Stowaway by Karen Hesse, copyright 2000.
Illustrated by: Robert Andrew Parker
Publisher: Aladdin Paperbacks
Source: Personal Collection – Purchased New from Munro’s Books
Reason for Reading: Recommendation of a Friend
Several months ago, I was inquiring on Pink Sheep Cafe about Young Adult reads. At the time, I hadn’t read a great deal of YA fiction and was asking for suggestions. A friend of mine, who also happens to be a primary school teacher, suggested Karen Hesse’s Stowaway. The book is a favourite with some of the kids she teaches. The recommendations I most enjoy taking are those from friends, though, unfortunately, I find they are seldom very good suggestions. Stowaway was an exception to that; it was quite good. I was also pleased to discover that it’s not actually a YA book, rather it’s geared to the 10-14 audience. I was thankful for that as well, as I have found myself somewhat exasperated with YA stuff as of late.
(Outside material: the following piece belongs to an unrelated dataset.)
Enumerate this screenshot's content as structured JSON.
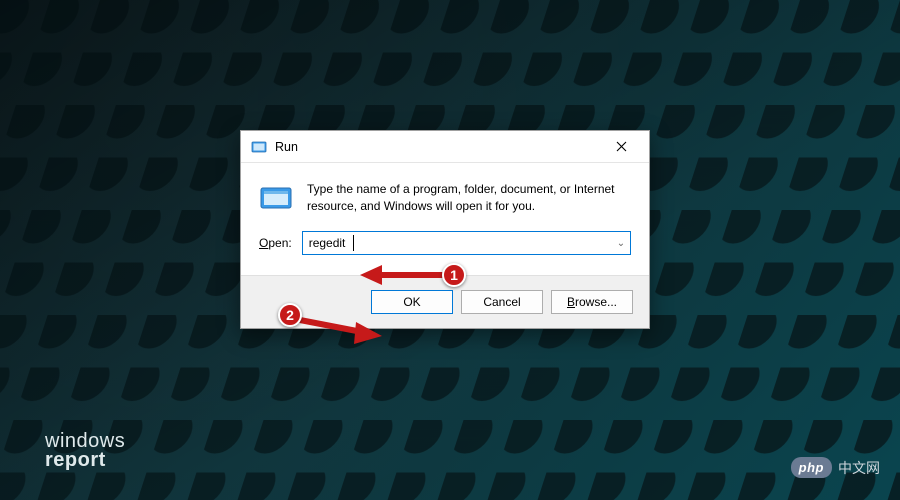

It’s common knowledge that Captain Cook made his first voyage with H.M.S Endeavour in 1768 to take astronomical readings in the Southern Hemisphere and to secretly search for a new continent. What is not common knowledge is that Endeavour carried an eleven-year-old stowaway by the name of Nick Young. This book is the fictional journal of the very real youngster and represents a true account of Cook’s journey. Nick has been running from things for most of his life. He ran away from school and he ran away from his apprenticeship as a butcher. Desperate to get away, he pays three sailors to hide him away on Endeavour. Once the ship is deemed to be far enough from land, so that Captain Cook will not dump him off and send him back to England, Nick comes out of hiding and is presented to the Captain. He is assigned to help the ship’s doctor and, having had some education, has great success in his new post. As the ship makes its way around the globe, Nick makes new friends, sees new lands and receives an important lesson in the value of family and hard work.
“We have a good wind and fine weather, my sea legs have been restored, and the Company is well pleased to be under sail. Tupia and Tarheto talk about a land to our south where demons live who dine on men and are violent in all things. I do not believe there are such demons. There were no monsters at Cape Horn, nor did the warriors of Bora Bora ever show their faces. I am not afraid.” Stowaway, page 104.
Previously, I had known something of Captain Cook’s later journeys, but knew very little of this first one. When I started reading the story, I mistook it for one of those later expeditions and kept waiting for Cook to be killed. Once I had looked it up on Wikipedia, and discovered that the Captain wasn’t going to die, the book lost something of its lustre. By the end though, I was really quite taken with the story.
Exploiting the story of Nick Young is a brilliant way to educate kids about the travels of a great explorer. While the journal itself is fictitious, Nick’s story is not. When kids know that something is truly possible for someone their own age, they sit up and take note. Hesse doesn’t do this in any sort of a boring fashion either. Nick’s journal is full of drama as the crew comes upon foreign lands, encounters fierce natives and faces the wrath of fatal diseases.
The only beef I really had with the book was that, occasionally, I found some of the details of the voyage to be a bit monotonous and my mind would drift off momentarily as I read. In that sense, the 300 pages used to tell this story probably could have done with a little trimming, but overall it wasn’t a problem.
RATING: Not Baaaaaaahd